I had a minor epiphany a few days ago. My friend K gave me a loom this summer, a 32 inch ashford rigid heddle. This kind of loom is ideal for a small space, easy to warp and fun to use. Now, I am a beginner weaver, and part of what has drawn me to weaving is the gorgeous work of some of the people in the guild. (It’s a weavers and spinners guild, but the weavers outnumber the ones who primarily spin by a great margin. Some of these people have been weaving since the 1960’s and their work is both utterly impressive and daunting for a newbie.) The rigid heddle seems to be a bit of a poor cousin in the loom world, and one feels like a bit of a cliché – part of the recent pack of knitters who become spinners who start to weave. And the epiphany hit – Who cares!! To learn a skill means put in the hours. Do it and do it again. Remember how intimidating the spinning wheel was? So, in terms of weaving, and in terms of sewing too, put in the hours. If I can sew straight lines over and over, eventually they will be really straight. And what exactly is one trying to do with these activities? I can buy my friend a pair of socks. But when I want to express my gratitude for that friend’s existence in my life, do I wander down to Sport Check and pick up a four pack of cotton tubes? Nope. And yet the object, the hand knit pair of socks will end up doing the same function. So there is something else going on, and boy am I good at stating and re-stating the obvious.

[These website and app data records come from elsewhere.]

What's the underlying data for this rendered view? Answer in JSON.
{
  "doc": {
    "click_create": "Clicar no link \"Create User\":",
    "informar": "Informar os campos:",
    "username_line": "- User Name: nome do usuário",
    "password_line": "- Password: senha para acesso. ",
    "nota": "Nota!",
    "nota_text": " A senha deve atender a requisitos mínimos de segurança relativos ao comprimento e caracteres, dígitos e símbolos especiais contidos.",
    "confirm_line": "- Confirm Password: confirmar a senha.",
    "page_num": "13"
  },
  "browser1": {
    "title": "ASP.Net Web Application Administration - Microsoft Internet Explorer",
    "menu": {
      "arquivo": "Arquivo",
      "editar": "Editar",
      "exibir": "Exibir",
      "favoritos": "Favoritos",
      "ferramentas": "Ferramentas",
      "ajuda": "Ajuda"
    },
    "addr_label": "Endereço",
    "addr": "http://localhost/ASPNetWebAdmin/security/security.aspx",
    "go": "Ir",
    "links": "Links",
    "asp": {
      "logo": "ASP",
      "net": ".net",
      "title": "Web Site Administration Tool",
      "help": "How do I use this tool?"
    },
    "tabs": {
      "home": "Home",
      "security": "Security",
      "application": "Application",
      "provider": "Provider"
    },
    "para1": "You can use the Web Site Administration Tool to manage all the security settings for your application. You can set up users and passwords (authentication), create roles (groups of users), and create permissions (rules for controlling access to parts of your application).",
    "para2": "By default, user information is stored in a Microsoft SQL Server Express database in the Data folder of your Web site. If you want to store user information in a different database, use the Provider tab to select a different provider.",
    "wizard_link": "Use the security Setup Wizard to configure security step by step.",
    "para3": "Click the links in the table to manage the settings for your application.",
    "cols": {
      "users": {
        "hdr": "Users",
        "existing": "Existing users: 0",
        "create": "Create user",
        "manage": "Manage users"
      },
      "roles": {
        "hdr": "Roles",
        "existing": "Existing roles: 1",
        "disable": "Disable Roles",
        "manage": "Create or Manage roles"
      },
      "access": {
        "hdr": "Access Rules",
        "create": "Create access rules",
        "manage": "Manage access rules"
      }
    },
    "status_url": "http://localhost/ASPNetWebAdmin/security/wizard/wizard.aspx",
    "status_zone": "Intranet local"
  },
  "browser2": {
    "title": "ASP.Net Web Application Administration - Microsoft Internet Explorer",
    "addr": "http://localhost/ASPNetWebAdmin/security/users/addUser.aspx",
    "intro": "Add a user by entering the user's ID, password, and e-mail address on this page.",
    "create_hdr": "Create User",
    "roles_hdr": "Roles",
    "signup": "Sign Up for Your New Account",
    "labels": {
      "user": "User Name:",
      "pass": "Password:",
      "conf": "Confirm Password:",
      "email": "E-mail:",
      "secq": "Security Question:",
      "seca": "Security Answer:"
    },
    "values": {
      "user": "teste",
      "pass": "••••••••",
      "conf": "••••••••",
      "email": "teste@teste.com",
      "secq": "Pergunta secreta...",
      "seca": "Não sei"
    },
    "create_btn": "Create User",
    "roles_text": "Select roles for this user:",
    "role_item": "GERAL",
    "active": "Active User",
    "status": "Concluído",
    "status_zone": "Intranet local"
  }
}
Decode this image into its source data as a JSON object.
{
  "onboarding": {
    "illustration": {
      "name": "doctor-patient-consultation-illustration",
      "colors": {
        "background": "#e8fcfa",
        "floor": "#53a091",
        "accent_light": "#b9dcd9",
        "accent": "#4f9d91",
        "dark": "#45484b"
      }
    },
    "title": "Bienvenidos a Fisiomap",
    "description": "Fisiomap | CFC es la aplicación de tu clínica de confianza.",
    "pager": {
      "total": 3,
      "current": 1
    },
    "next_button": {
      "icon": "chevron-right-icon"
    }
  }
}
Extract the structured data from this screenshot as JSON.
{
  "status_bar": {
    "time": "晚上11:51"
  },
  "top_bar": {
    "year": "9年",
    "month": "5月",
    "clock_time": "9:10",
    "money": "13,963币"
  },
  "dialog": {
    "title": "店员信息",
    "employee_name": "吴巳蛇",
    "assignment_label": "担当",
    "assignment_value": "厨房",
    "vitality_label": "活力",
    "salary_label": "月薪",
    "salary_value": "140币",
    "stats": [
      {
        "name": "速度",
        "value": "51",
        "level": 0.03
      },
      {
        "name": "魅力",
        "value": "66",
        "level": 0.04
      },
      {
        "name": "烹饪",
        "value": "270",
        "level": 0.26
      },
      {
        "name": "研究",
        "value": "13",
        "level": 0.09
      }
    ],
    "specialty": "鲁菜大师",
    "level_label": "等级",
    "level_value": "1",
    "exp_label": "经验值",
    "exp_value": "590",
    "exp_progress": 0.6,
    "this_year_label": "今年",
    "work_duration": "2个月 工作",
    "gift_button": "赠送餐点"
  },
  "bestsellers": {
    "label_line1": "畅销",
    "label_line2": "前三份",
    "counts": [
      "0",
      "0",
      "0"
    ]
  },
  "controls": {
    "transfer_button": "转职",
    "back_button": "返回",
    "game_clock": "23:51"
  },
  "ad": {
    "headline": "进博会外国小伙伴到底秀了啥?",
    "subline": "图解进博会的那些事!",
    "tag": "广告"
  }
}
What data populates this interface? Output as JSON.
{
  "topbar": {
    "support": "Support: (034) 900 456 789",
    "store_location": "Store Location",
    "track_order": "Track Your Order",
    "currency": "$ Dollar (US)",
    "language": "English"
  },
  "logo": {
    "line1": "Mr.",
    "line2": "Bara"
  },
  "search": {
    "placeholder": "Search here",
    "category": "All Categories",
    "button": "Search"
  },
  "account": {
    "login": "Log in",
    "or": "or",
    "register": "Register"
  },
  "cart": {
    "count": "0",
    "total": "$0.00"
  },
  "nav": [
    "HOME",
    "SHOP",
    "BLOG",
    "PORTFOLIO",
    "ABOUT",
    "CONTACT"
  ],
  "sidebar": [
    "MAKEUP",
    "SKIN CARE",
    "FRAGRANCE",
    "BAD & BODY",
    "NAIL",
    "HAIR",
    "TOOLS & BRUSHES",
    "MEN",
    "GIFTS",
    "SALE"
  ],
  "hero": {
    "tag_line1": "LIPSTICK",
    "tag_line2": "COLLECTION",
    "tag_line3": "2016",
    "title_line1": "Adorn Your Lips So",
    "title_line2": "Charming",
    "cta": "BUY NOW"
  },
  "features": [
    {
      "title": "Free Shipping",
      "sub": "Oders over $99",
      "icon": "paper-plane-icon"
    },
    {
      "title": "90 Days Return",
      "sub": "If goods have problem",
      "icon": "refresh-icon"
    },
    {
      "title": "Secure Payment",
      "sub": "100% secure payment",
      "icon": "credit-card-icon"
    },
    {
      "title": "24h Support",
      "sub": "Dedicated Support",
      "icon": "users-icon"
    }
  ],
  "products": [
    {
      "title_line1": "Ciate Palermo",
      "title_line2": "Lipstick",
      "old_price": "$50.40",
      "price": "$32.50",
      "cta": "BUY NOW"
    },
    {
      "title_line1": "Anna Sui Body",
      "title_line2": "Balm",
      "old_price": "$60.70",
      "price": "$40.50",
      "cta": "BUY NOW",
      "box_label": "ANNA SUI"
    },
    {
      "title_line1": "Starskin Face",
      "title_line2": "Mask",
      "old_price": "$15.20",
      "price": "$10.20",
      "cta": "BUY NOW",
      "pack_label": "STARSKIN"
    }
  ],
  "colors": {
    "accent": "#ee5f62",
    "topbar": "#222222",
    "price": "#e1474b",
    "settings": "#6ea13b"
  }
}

Ah well, at least these activities keep me off the streets…
And I can’t believe how pretty plain weave done with fingering, DK and worsted yarns can be. Especially how the handspun works. I could do this for a long time and not get bored.
Keep putting in the hours.